Yesterday, I caught the last 20 minutes of Chris Matthews' "Hardball" show as he was announcing the upcoming press conference by Special Prosecutor Angela Corey. Matthews used the expression "heat brings light" to make his point that it was public pressure that resulted in the charges being brought. He specifically patted his own outlet, MSNBC, on the back, as well as his pal Al Sharpton. Of course, there was no mention of the bounty put on Zimmerman's head by the New Black Panther Party, the conviction of Zimmerman by the media-most notably MSNBC, the NBC editing of the 9-11 call or the false description of that police videotape showing "no injuries" to Zimmerman. I may very well have missed it, but to date, I have not heard one MSNBC commentator even make reference to the the NBPP, their bounty, and overall conduct.
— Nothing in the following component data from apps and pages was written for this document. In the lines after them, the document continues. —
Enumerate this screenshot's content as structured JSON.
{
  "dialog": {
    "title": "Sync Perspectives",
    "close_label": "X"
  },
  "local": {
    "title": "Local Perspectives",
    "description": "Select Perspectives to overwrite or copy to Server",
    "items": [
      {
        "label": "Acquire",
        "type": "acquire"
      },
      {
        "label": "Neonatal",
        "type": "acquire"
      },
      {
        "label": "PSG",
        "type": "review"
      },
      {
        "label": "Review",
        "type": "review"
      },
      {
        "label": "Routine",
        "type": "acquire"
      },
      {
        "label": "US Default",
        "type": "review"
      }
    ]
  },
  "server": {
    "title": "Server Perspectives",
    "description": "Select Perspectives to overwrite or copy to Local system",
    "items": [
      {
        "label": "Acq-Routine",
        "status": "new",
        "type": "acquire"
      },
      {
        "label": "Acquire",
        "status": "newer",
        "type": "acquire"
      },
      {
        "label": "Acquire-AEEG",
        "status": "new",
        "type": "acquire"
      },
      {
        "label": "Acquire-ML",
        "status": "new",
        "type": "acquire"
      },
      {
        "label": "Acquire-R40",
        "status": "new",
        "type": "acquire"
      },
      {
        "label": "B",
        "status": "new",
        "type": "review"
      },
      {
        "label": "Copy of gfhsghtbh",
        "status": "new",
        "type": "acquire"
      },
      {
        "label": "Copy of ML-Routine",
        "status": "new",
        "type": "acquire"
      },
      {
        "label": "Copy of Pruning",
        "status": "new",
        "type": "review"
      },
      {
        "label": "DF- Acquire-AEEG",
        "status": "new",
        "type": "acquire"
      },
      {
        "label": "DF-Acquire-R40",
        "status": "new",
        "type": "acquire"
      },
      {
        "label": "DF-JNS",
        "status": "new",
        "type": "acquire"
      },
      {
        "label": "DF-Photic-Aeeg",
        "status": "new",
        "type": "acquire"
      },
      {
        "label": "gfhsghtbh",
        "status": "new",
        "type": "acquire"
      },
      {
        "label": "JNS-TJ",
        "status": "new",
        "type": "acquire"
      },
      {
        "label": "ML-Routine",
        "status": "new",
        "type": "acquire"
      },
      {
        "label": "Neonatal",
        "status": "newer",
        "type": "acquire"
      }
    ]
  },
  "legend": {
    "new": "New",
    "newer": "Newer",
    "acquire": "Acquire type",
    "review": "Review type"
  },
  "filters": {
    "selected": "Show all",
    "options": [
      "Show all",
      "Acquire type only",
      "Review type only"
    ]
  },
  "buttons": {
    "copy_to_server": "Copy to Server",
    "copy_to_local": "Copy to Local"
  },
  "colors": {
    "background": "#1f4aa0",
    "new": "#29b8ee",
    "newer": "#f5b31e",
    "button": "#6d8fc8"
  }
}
Be that as it may, a couple of points are in order. Responsible "pressure" may be fine as far as leading police and prosecutors to re-visit a case and conduct additional investigation. It should not be a reason for a decision to file charges. Ms. Corey said that was not the case, so I will take her at her word. She handled her press conference very professionally, as did Zimmerman's new attorney.
As I said before, this case rises and falls on whether the prosecution can refute Zimmerman's version of events as to what happened when he and Martin came face to face. As I understand the Florida Stand Your Ground law, such a defense will succeed or fail based on who was the actual aggressor. I suspect that will have to go farther than merely showing that Zimmerman continued to follow Martin after being told not to by the 9-11 operator. As yet, we still don't know how they came face to face, what was said by whom, who initiated the struggle, and what were the actual circumstances under which Zimmerman drew his weapon and fired. If I am not mistaken, the only eyewitness says he saw Martin on top of Zimmerman, but did not see the actual shooting. We pretty much know what Zimmerman's story is, and it will be the task of the prosecutor to disprove that story. You may or may not believe the story, but it is plausible considering the eyewitness and the fact that Zimmerman did have some extent of injury. One would hope that the prosecution has additional evidence that we do not know about.
So let's sit back and let justice do its job.